Not that the movie didn’t require efforts in finding the right actors, horses, extras, costumes, historical material, but of course a story on war requests reality on screen, unless you’re shooting a sci-fi film freely inspired by it. It’s easier, in some way.


It’s different in a theatre. Forget that they could hardly use real horses on stage for hours. It was a question of bringing pages to reality in a more original way. And with new writings we are seeing amazing shows nowadays!

Before to book my ticket, when I heard about the production for the first time, I was wondering how they were going to work out the problem. Sometimes little animals are brought on stage, but just for few minutes. When I saw the first pictures of the puppets on the web I was astonished! I could never imagine that they would use a horse-shaped frame with actors inside!

The movements of the horses are so natural, because all the parts of the body are moved by puppeteers, there must be a great physical training behind it. I particularly love the detail of the eyes, they look wet and sweet like real. You forget that there are performers inside the horses and moving the goose and the other animals.

They also remind me of the ancient Theatre Of Shadows in some way, an even more concise depiction of situations. As Morpurgo says, Joey on stage “is not a pale imitation but rather a wonderful interpretation of the spirit of horse.

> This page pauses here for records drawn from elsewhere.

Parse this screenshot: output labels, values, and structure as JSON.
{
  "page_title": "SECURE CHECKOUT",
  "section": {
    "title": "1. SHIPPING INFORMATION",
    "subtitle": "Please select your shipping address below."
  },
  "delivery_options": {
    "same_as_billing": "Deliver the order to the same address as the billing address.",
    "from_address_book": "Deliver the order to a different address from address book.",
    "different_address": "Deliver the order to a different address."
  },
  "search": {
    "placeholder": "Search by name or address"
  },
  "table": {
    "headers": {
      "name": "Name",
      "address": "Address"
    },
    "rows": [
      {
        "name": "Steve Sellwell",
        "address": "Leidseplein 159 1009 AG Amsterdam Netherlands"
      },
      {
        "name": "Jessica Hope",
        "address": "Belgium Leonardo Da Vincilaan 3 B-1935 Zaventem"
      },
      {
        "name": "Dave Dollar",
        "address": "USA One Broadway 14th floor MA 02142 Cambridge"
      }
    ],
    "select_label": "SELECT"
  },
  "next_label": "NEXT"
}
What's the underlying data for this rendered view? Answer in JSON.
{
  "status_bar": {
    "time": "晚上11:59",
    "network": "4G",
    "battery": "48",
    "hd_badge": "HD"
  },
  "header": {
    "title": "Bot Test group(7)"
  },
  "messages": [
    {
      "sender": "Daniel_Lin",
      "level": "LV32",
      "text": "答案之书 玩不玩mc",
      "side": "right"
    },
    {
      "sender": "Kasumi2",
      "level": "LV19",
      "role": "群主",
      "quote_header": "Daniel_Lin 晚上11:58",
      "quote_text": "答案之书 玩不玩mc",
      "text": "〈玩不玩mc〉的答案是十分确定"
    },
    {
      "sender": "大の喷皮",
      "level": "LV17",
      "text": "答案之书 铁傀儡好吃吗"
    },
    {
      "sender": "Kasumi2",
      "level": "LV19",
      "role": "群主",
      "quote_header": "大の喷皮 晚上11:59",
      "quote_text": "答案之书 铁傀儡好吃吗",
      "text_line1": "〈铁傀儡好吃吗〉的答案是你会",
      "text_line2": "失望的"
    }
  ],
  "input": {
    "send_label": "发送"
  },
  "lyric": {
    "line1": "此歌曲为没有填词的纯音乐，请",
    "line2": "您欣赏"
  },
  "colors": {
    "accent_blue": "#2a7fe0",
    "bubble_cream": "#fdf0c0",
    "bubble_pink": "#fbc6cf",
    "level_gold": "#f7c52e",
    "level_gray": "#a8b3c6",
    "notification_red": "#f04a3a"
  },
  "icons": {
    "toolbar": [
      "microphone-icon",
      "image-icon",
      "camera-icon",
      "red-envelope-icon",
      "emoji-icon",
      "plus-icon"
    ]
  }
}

I love Joey and Thopthorn, the two horses with a name in the story. It’s a fact their structure is the most complete and actors get on them for real. The other horses are made of a smaller frame and officers who ride them are puppets, as well. They are silent witness of the madness of humanity, but Joey in particular becomes friend with the people he meets. Those people will never be aware of each other, most of them unfortunately die, but they help Joey to survive until the end of the war.

The dark set design with its simplicity put you in the right mood, it creates a dramatic atmosphere like being in war, where everything is dark, empty, misty and desperate. If it was more detailed, like in a movie, you would miss the action at the centre of the stage. You can’t get the same atmosphere inside a cinema even if you see a film in the dark, as well. And the wonderful music and songs fill the air.


My very favorite scene is when Joey the foal exits and adult Joey enters galloping in front of the audience called by Albert: it wouldn’t have been so glorious on screen as it is on stage!

My other favorite parts are when Cap. Nicholls dies and he’s brought to the ground by shadows (what a gripping scene, it gives you shivers!), the scenes with the German officer Friedrich Müller and when the German and the British soldiers save Joey from the barbed wire fence. I like that Morpurgo sees all the good characters like equal, like Joey sees them.

And I’m fond of the goose, that looks like one of those ducks with wheels I used to play with when I was a child. It’s exhilarating: each time it tries to enter home, it loses feathers and gives the audience a good laugh and some relief from the saddest scenes!


Even the poster of the play is better to me: it could be less epic than the movie poster, but it’s more effective, as we see the tragedy of war and the whole story through Joey’s eyes.


“War Horse on Stage” went so far! Now there are productions around the world: U.S., Canada, Germany, Japan, Africa so is more than a typical British tale. It’s universal.

So if I could ask Morpurgo a question or two myself, they would be: “Aren’t you proud that your novel went so far and became universal and that today is performed on stage in other languages? And is not about time to bring it to Italy, too?”

I’m so curious on what his answers would be!